Start of Data listing
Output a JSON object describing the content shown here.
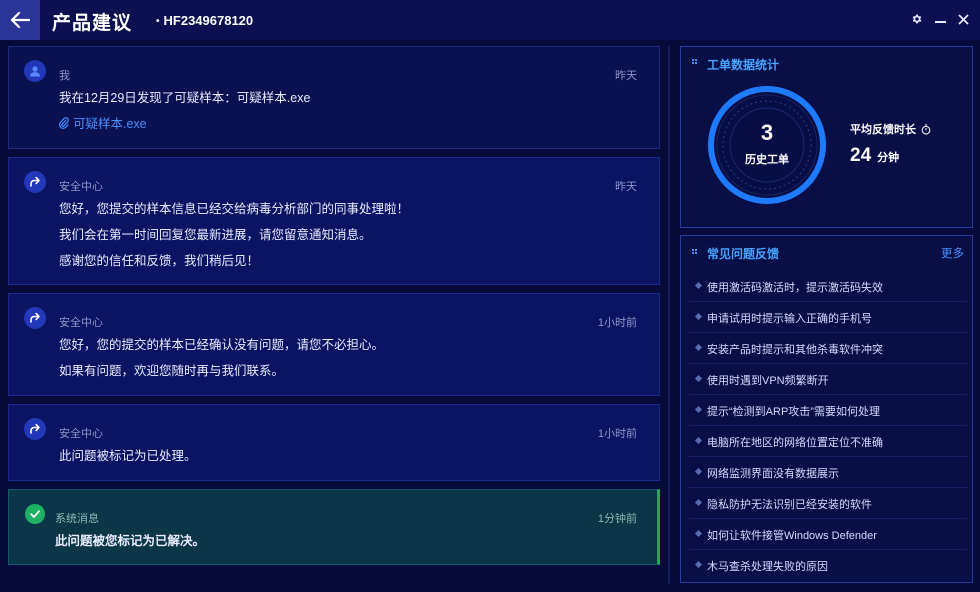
{
  "header": {
    "title": "产品建议",
    "ticket_id": "HF2349678120"
  },
  "messages": [
    {
      "sender": "我",
      "time": "昨天",
      "lines": [
        "我在12月29日发现了可疑样本：可疑样本.exe"
      ],
      "attachment": "可疑样本.exe"
    },
    {
      "sender": "安全中心",
      "time": "昨天",
      "lines": [
        "您好，您提交的样本信息已经交给病毒分析部门的同事处理啦！",
        "我们会在第一时间回复您最新进展，请您留意通知消息。",
        "感谢您的信任和反馈，我们稍后见！"
      ]
    },
    {
      "sender": "安全中心",
      "time": "1小时前",
      "lines": [
        "您好，您的提交的样本已经确认没有问题，请您不必担心。",
        "如果有问题，欢迎您随时再与我们联系。"
      ]
    },
    {
      "sender": "安全中心",
      "time": "1小时前",
      "lines": [
        "此问题被标记为已处理。"
      ]
    },
    {
      "sender": "系统消息",
      "time": "1分钟前",
      "lines": [
        "此问题被您标记为已解决。"
      ]
    }
  ],
  "stats": {
    "title": "工单数据统计",
    "history_count": "3",
    "history_label": "历史工单",
    "avg_label": "平均反馈时长",
    "avg_value": "24",
    "avg_unit": "分钟"
  },
  "faq": {
    "title": "常见问题反馈",
    "more": "更多",
    "items": [
      "使用激活码激活时，提示激活码失效",
      "申请试用时提示输入正确的手机号",
      "安装产品时提示和其他杀毒软件冲突",
      "使用时遇到VPN频繁断开",
      "提示“检测到ARP攻击”需要如何处理",
      "电脑所在地区的网络位置定位不准确",
      "网络监测界面没有数据展示",
      "隐私防护无法识别已经安装的软件",
      "如何让软件接管Windows Defender",
      "木马查杀处理失败的原因"
    ]
  },
  "colors": {
    "accent": "#4a8dff",
    "background": "#070b3c",
    "success": "#1fb163",
    "ring": "#1e7bff"
  },
  "icons": {
    "back": "arrow-left-icon",
    "settings": "gear-icon",
    "minimize": "minimize-icon",
    "close": "close-icon",
    "user": "user-icon",
    "reply": "reply-arrow-icon",
    "attachment": "paperclip-icon",
    "check": "check-icon",
    "timer": "stopwatch-icon"
  }
}
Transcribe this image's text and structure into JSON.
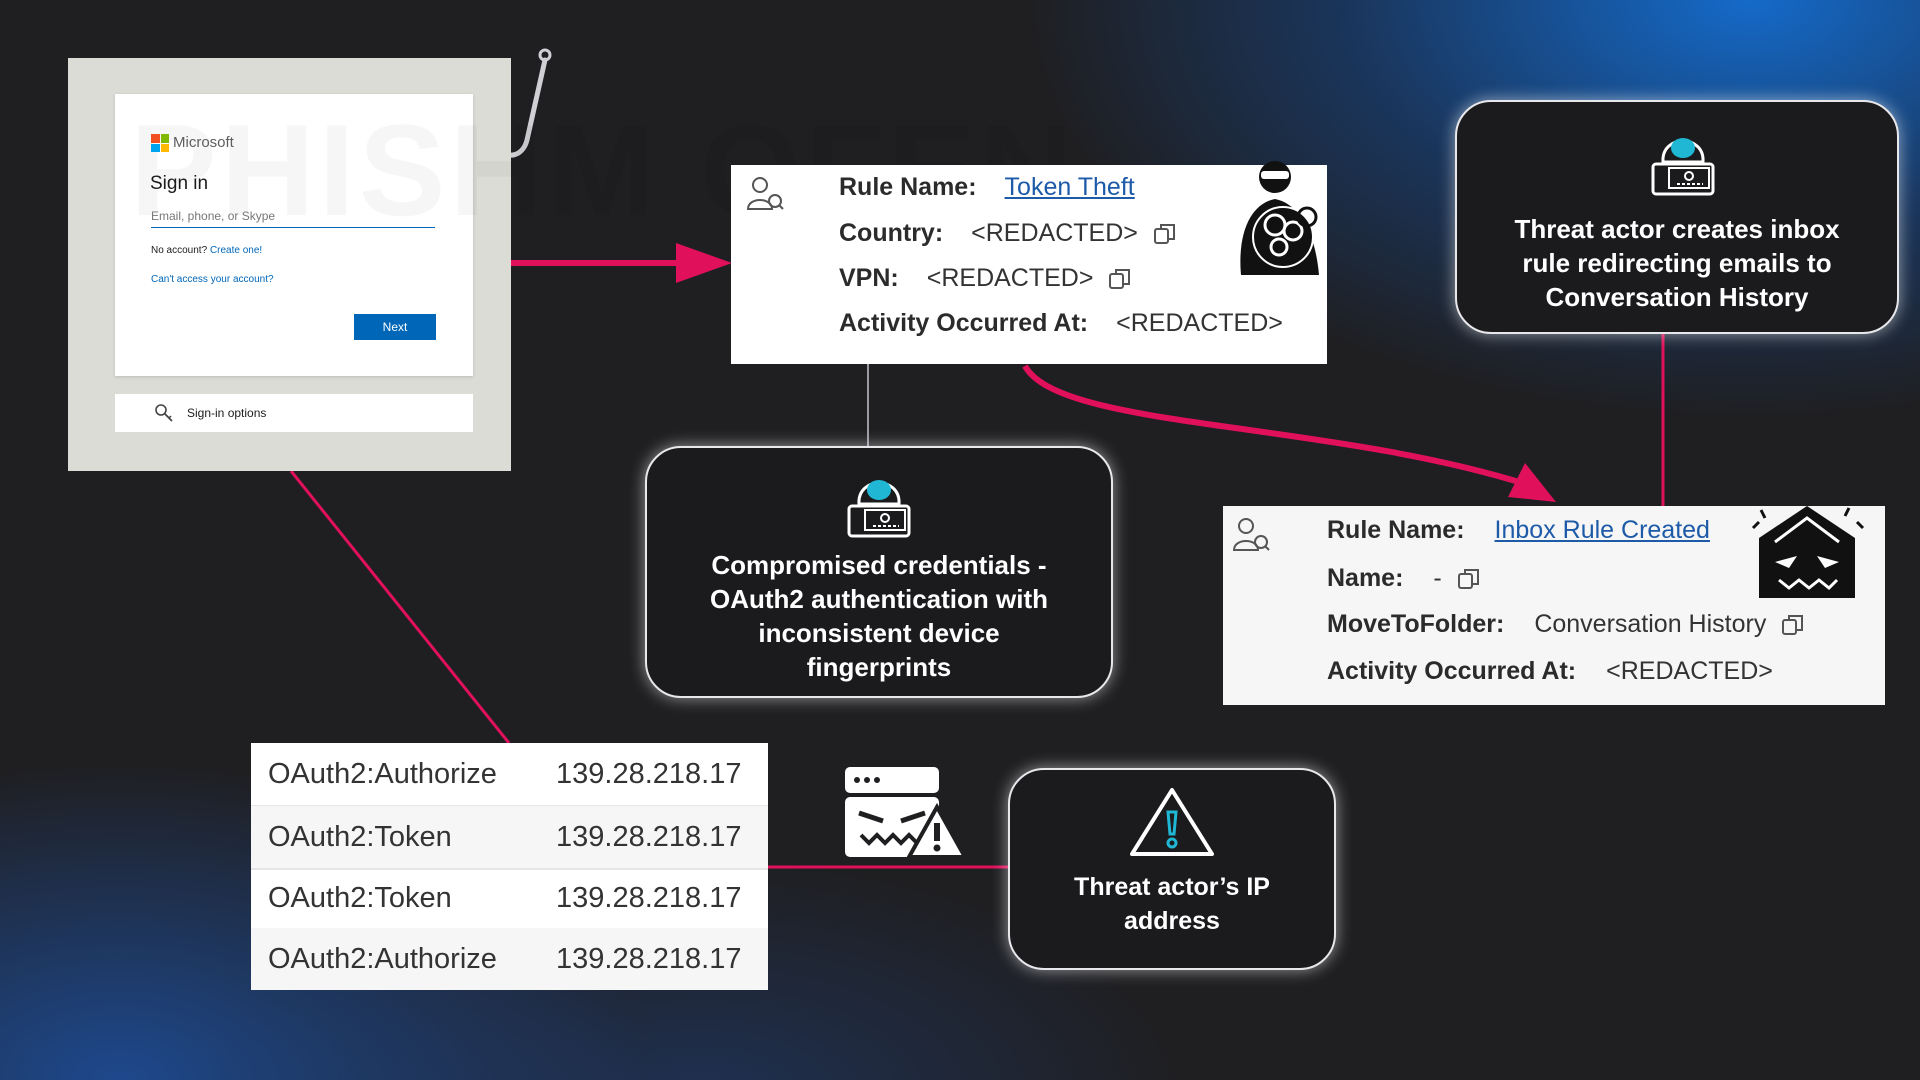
{
  "signin": {
    "brand": "Microsoft",
    "title": "Sign in",
    "email_placeholder": "Email, phone, or Skype",
    "no_account": "No account?",
    "create_link": "Create one!",
    "cant_access": "Can't access your account?",
    "next_label": "Next",
    "signin_options": "Sign-in options",
    "watermark": "PHISHM OFEN",
    "logo_colors": [
      "#f25022",
      "#7fba00",
      "#00a4ef",
      "#ffb900"
    ]
  },
  "token_rule": {
    "rule_name_key": "Rule Name:",
    "rule_name_value": "Token Theft",
    "country_key": "Country:",
    "country_value": "<REDACTED>",
    "vpn_key": "VPN:",
    "vpn_value": "<REDACTED>",
    "activity_key": "Activity Occurred At:",
    "activity_value": "<REDACTED>"
  },
  "inbox_rule": {
    "rule_name_key": "Rule Name:",
    "rule_name_value": "Inbox Rule Created",
    "name_key": "Name:",
    "name_value": "-",
    "folder_key": "MoveToFolder:",
    "folder_value": "Conversation History",
    "activity_key": "Activity Occurred At:",
    "activity_value": "<REDACTED>"
  },
  "callouts": {
    "inbox_rule_text": "Threat actor creates inbox rule redirecting emails to Conversation History",
    "credentials_text": "Compromised credentials - OAuth2 authentication with inconsistent device fingerprints",
    "ip_text": "Threat actor’s IP address"
  },
  "oauth_log": [
    {
      "operation": "OAuth2:Authorize",
      "ip": "139.28.218.17"
    },
    {
      "operation": "OAuth2:Token",
      "ip": "139.28.218.17"
    },
    {
      "operation": "OAuth2:Token",
      "ip": "139.28.218.17"
    },
    {
      "operation": "OAuth2:Authorize",
      "ip": "139.28.218.17"
    }
  ],
  "colors": {
    "connector": "#e0105a",
    "link": "#1d5aa8",
    "accent_cyan": "#1fb7d4",
    "ms_blue": "#0067b8"
  },
  "icons": [
    "fish-hook-icon",
    "user-avatar-icon",
    "thief-icon",
    "hacker-icon",
    "server-malware-icon",
    "warning-icon",
    "copy-icon",
    "malicious-email-icon",
    "search-key-icon"
  ]
}
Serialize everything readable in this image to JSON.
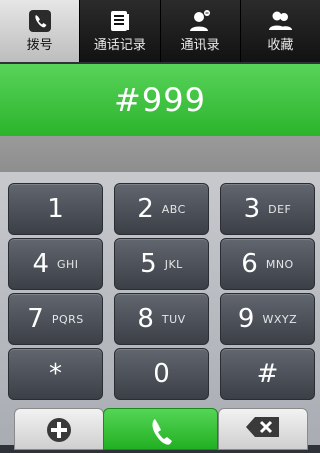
{
  "tabs": [
    {
      "label": "拨号",
      "icon": "dialpad-phone-icon",
      "active": true
    },
    {
      "label": "通话记录",
      "icon": "call-log-icon",
      "active": false
    },
    {
      "label": "通讯录",
      "icon": "contacts-icon",
      "active": false
    },
    {
      "label": "收藏",
      "icon": "favorites-icon",
      "active": false
    }
  ],
  "display": {
    "number": "#999"
  },
  "keys": [
    {
      "num": "1",
      "letters": ""
    },
    {
      "num": "2",
      "letters": "ABC"
    },
    {
      "num": "3",
      "letters": "DEF"
    },
    {
      "num": "4",
      "letters": "GHI"
    },
    {
      "num": "5",
      "letters": "JKL"
    },
    {
      "num": "6",
      "letters": "MNO"
    },
    {
      "num": "7",
      "letters": "PQRS"
    },
    {
      "num": "8",
      "letters": "TUV"
    },
    {
      "num": "9",
      "letters": "WXYZ"
    },
    {
      "num": "*",
      "letters": ""
    },
    {
      "num": "0",
      "letters": ""
    },
    {
      "num": "#",
      "letters": ""
    }
  ],
  "actions": {
    "add_icon": "add-contact-icon",
    "call_icon": "call-icon",
    "delete_icon": "backspace-icon"
  },
  "colors": {
    "display_green": "#3cc43d",
    "key_dark": "#4a4e56",
    "tab_active": "#d6d6d6"
  }
}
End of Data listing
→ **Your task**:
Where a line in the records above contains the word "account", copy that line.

→ **Task result**:
    "no_account": "No account?",
    "cant_access": "Can't access your account?",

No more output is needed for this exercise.